Most contact lens wearers will have little to no issues with their contact lenses, but sometimes things can go wrong. If you wear contact lenses and one of them has rolled up or slipped under your upper or lower eyelid, you should know that how you react can potentially impact your vision and health. Here's what you should and shouldn't do to get help for this problem.
What To Try
There's really only one thing you can do in this situation at home: flush your eye out.
To try and flush out your eye, tip your head to the side that the contact lens is on. Then, widen your eye as much as you can and liberally apply the eye drops in as quick of a stream as you can. If successful, the contact lens will be flushed out and will fall off of your eye. A contact lens that doesn't fit properly or rolls up off the surface of your eye shouldn't be used. Contact your optician to get an exam to see if you're using the wrong prescription for your contacts.
What Not To Do
Under no circumstances should you try and pluck the contact lens off the surface of your eye. First of all, that would require pulling your eyelid up and away from your eye, which can potentially damage the fragile and delicate skin there. Secondly, putting your fingers directly on the surface of your eye is quite dangerous. Your eyes are even more delicate than your eyelids, and you can potentially introduce dangerous bacteria into your eye that could cause more problems than you already have. If you can't get the contact out, it's time to seek out a professional.
See An Ophthalmologist
Contact an ophthalmologist as quickly as possible when this problem happens and ask for a same-day, emergency appointment. Fixing this issue for you shouldn't take too long, so they'll likely be able to fit you in.
Once you arrive at the office, your eye doctor will come in to see you.

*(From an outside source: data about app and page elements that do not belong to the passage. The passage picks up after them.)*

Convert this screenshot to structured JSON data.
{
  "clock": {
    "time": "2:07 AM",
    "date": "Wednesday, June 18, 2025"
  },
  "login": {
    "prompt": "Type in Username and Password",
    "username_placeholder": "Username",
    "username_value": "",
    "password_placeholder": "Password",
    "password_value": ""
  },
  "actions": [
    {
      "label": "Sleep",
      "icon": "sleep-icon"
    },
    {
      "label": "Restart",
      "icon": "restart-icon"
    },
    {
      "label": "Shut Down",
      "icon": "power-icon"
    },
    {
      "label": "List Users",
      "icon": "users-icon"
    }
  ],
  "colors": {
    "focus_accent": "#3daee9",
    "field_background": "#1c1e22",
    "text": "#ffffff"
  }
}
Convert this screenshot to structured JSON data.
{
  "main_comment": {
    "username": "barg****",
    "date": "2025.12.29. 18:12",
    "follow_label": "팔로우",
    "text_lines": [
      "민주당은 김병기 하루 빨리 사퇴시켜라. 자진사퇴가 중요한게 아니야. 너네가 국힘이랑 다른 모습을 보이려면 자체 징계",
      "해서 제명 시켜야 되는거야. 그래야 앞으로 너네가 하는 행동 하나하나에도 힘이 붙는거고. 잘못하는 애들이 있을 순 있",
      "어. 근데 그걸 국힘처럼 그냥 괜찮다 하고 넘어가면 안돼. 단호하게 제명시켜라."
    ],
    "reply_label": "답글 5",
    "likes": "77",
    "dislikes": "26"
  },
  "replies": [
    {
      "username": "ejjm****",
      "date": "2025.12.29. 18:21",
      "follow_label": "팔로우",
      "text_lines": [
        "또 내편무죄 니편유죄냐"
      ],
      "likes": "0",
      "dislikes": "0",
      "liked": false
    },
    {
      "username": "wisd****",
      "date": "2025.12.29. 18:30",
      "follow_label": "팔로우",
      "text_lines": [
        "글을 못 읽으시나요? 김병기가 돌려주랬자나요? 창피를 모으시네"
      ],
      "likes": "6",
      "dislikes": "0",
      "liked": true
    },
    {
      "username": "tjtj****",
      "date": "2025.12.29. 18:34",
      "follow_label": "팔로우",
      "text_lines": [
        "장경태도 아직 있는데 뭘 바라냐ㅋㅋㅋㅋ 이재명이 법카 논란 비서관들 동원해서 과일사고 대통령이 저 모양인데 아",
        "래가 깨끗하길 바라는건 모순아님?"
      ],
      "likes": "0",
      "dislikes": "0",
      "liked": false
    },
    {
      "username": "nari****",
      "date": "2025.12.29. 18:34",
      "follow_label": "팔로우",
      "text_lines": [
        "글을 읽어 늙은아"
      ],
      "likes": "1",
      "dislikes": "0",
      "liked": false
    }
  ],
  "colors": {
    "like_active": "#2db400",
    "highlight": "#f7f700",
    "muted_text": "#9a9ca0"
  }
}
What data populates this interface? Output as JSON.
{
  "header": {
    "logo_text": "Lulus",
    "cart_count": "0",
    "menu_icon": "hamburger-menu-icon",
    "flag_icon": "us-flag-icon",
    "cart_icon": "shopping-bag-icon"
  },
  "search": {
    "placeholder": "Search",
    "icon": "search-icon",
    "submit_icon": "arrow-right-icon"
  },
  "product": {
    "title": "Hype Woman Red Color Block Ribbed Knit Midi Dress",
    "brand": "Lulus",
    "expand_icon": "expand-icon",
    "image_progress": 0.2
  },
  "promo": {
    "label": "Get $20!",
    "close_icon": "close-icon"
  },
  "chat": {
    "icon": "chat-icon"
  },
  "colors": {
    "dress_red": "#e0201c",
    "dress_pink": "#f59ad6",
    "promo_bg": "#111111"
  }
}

They'll examine your eye by pulling up your eyelids to see where the contact is. From there, they'll numb your eye with drops and then will use a sanitized tweezer to pluck the contact lens out.
Your ophthalmologist will also examine your eye after the contact is out, especially if you were trying to pull it out yourself previously. This is to ensure that your eye wasn't scratched or damaged by the contact lens or your prior attempts.
If you need the help of an ophthalmologist, contact a medical center such as Idaho Eye and Laser Center.